Editor’s Note: As part of LinkedIn’s inDay Speaker Series, we were honored to have Bryan Stevenson of the Equal Justice Initiative speak to us about justice for all. We invited Peter Fortenbaugh, Executive Director of the Boys & Girls Clubs of the Peninsula, to share some highlights.

What is the opposite of poverty? Justice, according to Bryan Stevenson who spoke at LinkedIn as part of their inDay Speaker Series. I, along with 20 of my colleagues from the Boys & Girls Clubs of the Peninsula (BGCP), were thrilled to be invited by LinkedIn to attend. At BGCP, our mission is to provide hope and opportunity to at-risk youth in our community so Bryan’s message of “justice for all” left us inspired and more committed than ever to our work. Here were some of the highlights for our team.

Perhaps it was a coincidence that Bryan’s visit was the Friday prior to Dr. Martin Luther King Jr. Day and President Obama’s inauguration, but it felt like more. The combination of these three events reinforced how far we have come as a country and how much more there is to do until we achieve our shared vision of justice for all.

Bryan Stevenson grew up humbly in Alabama, earned his law degree from Harvard University, and is a professor at New York University’s Law School. He founded and now runs the Equal Justice Initiative, an organization that provides legal representation to indigent defendants and prisoners who have been denied fair and just treatment in the legal system.

Bryan began by talking about the power of identity. He shared a personal story about how his grandma shaped his identity when he was a child. She told him he could be anything he wanted to be and made him promise he would never drink alcohol. Bryan still has not had a single drop of alcohol, but not drinking isn’t what makes him a better person; what matters is keeping his promise to his grandma and that shapes who he is today. And that’s the power of identity.

He then described some of the challenges he sees in America today. He painted a portrait of oppression through the years made worse by recent policies based on fear and anger. While Bryan painted a bleak picture at times, he used colored paint. He is an optimist, and in all of his stories he had a solution. He truly believes in the human spirit and the potential of every person to thrive. He specifically believes in the power of Silicon Valley and LinkedIn to imagine and create a better world, to invent solutions that we never knew were possible.

For my colleagues at BGCP and me, Bryan’s commitment and passion for a better society were inspiring.  We share his vision for justice for everyone.
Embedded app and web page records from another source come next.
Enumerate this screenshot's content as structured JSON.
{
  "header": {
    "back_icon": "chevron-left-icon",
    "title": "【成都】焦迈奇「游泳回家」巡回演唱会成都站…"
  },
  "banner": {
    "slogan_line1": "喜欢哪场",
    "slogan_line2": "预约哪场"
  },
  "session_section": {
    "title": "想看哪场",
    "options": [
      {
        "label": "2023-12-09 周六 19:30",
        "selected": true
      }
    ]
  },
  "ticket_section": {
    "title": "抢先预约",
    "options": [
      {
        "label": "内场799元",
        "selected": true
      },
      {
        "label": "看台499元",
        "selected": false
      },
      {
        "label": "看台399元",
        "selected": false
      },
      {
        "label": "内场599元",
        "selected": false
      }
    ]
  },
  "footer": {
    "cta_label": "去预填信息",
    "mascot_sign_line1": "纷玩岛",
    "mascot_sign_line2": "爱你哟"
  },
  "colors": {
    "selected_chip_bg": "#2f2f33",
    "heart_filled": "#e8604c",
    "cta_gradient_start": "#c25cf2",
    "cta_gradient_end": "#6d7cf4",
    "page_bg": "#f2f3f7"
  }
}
Like him, we’ve dedicated our careers to helping others less fortunate. While he manifests his vision through the legal system, we manifest it by providing hope and opportunity to the at-risk youth in our community. Hearing him articulate our shared values was energizing for all of us.

In his inauguration speech, President Obama said, “Today we continue a never-ending journey, to bridge the meaning of [the Declaration of Independence] with the realities of our time. For history tells us that while these truths may be self-evident, they have never been self-executing.”  This is why Bryan and my colleagues, like Dr. King before us, go to work every day.

Hear Bryan talk about injustice in his TED Talk which received the longest and loudest standing ovation in the history of TED. LinkedIn CEO Jeff Weiner has also described this talk as “the most effective and inspirational talk I’ve ever seen in person”. I encourage you to take 20 minutes out of your day to be inspired.